Q: I'm 25 and more than a year and a half into my first reporting job. I work at a small (so small we don't even have a website) weekly paper but have always dreamed of moving on to a daily. I worked my butt off in college and reported for the school paper. I was even part of a group of students who won a Robert F. Kennedy Journalism Award for stories we wrote that were published all across the state.
I give every story my all and people have always complimented my writing. I've applied to several larger papers and was interviewed by some, but, almost invariably, I have been told they won't hire me because I don't have enough experience. The papers I tried for seemed like the next logical step up from where I am, but I've run into a catch-22: If you don't already have the experience, employers won't allow you to get it.
I've always been passed over by dailies for internships and jobs. How can I ever get a job at a daily if prior daily experience is a requirement? The thing is, I know I can handle anything life throws at me, but I've never discovered the magic words that will convince a prospective employer of that.
Am I just too ambitious and too impatient? Should I wait longer when I feel small-town newspapering has already taught me most everything it can teach me? How do you convince the big guys you are not a lightweight?
A: I can understand your frustration.
But don't fall into the trap that so many people do: "how can I get experience if no one will give me experience?" What those editors are really telling you -- they should say it -- is that they are hiring more experience people.

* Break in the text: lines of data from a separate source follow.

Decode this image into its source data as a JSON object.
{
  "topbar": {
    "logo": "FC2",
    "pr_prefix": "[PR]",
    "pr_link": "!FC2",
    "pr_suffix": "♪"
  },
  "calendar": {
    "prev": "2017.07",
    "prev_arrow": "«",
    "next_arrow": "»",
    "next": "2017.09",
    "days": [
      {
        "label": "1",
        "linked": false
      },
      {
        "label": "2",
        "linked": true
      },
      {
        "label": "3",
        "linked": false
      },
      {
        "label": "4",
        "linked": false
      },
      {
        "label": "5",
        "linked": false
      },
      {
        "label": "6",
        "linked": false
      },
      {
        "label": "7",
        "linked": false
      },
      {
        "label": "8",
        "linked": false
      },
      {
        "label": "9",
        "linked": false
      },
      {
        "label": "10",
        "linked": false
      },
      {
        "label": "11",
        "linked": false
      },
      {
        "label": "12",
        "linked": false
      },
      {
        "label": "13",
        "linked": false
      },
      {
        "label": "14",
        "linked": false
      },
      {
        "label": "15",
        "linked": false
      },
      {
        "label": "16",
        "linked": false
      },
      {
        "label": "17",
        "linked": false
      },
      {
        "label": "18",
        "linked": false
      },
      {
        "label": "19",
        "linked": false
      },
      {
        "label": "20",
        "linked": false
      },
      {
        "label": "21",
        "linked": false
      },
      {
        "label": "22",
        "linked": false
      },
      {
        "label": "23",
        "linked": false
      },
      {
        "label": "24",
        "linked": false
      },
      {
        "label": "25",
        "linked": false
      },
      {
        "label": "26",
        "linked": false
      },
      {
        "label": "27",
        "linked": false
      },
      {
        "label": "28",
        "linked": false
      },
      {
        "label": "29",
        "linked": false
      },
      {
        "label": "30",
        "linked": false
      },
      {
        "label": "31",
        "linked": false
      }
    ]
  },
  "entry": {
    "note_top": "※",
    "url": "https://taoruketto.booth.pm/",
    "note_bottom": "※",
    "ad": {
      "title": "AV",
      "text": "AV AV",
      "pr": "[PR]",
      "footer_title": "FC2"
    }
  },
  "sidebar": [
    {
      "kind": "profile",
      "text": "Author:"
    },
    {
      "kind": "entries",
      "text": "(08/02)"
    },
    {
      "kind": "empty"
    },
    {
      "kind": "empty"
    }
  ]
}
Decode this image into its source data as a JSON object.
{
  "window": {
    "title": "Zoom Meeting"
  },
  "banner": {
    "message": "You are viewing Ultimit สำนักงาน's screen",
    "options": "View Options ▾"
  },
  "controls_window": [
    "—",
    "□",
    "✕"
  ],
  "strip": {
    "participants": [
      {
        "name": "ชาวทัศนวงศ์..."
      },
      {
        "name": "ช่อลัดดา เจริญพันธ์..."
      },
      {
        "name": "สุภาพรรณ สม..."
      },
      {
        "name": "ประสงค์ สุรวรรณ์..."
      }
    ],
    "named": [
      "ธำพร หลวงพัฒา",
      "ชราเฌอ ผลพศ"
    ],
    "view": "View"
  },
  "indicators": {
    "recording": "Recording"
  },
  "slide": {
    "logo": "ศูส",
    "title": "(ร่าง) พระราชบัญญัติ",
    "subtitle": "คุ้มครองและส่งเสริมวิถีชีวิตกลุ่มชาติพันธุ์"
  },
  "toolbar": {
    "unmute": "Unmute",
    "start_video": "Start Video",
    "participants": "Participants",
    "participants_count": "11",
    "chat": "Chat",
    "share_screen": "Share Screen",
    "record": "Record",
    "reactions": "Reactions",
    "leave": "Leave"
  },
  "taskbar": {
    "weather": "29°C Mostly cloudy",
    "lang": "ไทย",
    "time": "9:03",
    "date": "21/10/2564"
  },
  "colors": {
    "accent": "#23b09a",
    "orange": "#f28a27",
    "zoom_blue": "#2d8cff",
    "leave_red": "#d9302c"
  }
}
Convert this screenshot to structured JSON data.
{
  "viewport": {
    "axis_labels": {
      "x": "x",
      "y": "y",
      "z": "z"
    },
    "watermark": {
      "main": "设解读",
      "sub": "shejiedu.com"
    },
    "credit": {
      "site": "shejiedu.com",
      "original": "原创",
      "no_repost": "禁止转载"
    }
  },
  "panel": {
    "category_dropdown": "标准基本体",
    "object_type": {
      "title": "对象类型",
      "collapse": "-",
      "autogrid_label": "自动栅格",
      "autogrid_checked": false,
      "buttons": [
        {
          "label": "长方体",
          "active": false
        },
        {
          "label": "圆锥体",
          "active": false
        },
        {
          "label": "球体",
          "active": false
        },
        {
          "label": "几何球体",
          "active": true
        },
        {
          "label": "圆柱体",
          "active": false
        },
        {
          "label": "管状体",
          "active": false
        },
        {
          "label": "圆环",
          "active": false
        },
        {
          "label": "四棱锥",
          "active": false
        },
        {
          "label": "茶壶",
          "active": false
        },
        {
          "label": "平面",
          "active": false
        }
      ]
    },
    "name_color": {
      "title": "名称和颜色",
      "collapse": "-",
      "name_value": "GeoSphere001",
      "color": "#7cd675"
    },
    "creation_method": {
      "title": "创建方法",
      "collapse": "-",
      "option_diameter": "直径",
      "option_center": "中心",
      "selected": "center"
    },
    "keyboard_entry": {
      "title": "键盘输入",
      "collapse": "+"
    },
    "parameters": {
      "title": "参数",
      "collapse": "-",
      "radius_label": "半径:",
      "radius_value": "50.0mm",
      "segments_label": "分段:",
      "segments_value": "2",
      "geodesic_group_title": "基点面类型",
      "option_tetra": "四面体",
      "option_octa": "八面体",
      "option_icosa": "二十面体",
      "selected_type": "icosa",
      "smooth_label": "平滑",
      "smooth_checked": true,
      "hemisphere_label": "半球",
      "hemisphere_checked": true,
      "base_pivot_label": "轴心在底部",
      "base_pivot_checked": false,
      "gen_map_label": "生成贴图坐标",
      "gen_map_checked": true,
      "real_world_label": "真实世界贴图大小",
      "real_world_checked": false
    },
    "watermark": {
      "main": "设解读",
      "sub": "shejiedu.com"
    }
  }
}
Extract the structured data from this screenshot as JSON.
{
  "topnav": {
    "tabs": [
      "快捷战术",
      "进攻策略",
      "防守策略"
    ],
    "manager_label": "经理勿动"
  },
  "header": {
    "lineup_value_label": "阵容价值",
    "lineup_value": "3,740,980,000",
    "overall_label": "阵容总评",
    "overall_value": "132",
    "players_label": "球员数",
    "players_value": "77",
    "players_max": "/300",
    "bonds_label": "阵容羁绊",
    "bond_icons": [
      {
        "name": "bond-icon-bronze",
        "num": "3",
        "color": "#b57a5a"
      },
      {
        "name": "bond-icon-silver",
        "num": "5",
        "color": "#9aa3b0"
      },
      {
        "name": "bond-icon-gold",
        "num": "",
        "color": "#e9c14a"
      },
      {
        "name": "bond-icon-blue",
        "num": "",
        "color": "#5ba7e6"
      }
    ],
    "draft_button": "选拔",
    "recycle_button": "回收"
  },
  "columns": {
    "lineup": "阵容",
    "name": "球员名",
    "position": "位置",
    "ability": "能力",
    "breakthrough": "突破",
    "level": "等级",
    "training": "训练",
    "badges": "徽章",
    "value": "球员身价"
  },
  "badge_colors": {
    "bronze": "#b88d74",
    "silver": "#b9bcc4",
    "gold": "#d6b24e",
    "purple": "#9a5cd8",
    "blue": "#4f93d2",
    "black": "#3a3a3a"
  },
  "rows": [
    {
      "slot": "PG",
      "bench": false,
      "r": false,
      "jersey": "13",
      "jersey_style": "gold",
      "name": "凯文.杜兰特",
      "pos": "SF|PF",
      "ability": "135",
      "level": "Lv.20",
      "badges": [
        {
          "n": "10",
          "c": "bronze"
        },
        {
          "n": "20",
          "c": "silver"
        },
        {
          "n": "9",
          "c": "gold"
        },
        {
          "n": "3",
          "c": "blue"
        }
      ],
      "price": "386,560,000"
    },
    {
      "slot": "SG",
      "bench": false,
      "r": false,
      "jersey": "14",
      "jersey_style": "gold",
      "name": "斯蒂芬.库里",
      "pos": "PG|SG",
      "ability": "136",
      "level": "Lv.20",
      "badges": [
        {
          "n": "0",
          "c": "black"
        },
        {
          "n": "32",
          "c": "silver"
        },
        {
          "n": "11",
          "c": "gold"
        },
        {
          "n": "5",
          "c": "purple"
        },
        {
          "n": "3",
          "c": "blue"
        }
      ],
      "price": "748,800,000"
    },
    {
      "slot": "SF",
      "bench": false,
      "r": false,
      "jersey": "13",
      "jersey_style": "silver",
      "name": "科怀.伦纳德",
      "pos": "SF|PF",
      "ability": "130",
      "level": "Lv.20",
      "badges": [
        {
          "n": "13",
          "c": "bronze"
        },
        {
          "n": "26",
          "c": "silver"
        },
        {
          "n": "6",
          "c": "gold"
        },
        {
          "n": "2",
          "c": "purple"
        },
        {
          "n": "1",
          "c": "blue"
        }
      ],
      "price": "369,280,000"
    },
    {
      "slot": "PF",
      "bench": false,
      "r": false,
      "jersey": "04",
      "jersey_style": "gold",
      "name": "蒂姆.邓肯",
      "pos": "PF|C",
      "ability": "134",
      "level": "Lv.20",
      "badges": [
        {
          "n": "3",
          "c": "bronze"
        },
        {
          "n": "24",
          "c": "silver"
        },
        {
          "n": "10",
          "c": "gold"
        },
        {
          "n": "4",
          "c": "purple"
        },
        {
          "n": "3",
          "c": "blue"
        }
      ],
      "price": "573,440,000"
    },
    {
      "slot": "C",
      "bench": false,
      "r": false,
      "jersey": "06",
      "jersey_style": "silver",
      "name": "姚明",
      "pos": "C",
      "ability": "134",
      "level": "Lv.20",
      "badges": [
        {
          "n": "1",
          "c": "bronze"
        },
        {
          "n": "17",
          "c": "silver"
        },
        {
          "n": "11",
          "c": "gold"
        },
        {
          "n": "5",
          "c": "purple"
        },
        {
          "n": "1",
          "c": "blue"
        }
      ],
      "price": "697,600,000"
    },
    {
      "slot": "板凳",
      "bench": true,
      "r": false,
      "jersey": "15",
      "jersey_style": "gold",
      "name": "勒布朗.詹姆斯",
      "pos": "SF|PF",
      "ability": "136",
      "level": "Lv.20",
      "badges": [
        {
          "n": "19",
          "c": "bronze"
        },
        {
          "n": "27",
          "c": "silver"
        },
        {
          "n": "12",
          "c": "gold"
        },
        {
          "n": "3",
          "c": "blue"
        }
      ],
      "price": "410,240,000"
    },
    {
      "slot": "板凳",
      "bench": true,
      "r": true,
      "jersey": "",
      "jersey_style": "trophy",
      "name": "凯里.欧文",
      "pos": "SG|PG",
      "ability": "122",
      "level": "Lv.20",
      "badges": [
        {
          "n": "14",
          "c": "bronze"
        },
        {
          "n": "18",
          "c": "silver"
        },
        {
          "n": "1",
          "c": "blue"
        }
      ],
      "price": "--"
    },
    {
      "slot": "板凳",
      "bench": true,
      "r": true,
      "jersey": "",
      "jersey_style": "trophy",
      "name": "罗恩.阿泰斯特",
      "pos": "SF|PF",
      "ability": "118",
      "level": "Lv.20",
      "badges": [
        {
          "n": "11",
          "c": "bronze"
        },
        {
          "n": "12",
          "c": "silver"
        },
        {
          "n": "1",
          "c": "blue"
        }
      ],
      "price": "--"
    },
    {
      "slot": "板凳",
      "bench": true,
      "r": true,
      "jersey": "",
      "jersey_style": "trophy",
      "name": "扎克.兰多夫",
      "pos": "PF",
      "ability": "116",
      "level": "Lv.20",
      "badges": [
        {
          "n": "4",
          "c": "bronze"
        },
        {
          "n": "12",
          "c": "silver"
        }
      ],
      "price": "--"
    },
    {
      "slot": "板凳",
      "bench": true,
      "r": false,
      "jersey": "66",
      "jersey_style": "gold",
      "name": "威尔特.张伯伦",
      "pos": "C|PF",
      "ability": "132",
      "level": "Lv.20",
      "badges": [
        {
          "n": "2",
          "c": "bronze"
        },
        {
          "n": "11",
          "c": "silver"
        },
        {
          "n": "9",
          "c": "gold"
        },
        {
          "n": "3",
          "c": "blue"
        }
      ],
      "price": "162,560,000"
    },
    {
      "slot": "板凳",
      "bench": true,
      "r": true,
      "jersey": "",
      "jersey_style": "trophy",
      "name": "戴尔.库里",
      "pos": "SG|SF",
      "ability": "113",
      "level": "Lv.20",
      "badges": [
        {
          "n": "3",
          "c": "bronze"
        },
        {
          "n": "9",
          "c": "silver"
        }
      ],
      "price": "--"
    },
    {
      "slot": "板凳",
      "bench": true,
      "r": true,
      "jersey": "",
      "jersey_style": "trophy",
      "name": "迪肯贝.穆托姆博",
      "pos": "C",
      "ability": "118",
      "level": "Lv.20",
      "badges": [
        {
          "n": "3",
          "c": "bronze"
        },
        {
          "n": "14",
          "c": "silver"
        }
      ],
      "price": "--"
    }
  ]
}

This suggests two directions: Keep working and apply later or, better, apply to smaller places where you will be more competitive. It sounds as though you're good, you're just applying within pools of people who have more daily experience than you do. Keep trying, but apply to smaller dailies or dailies in places where you think they'll get less-experienced applicants.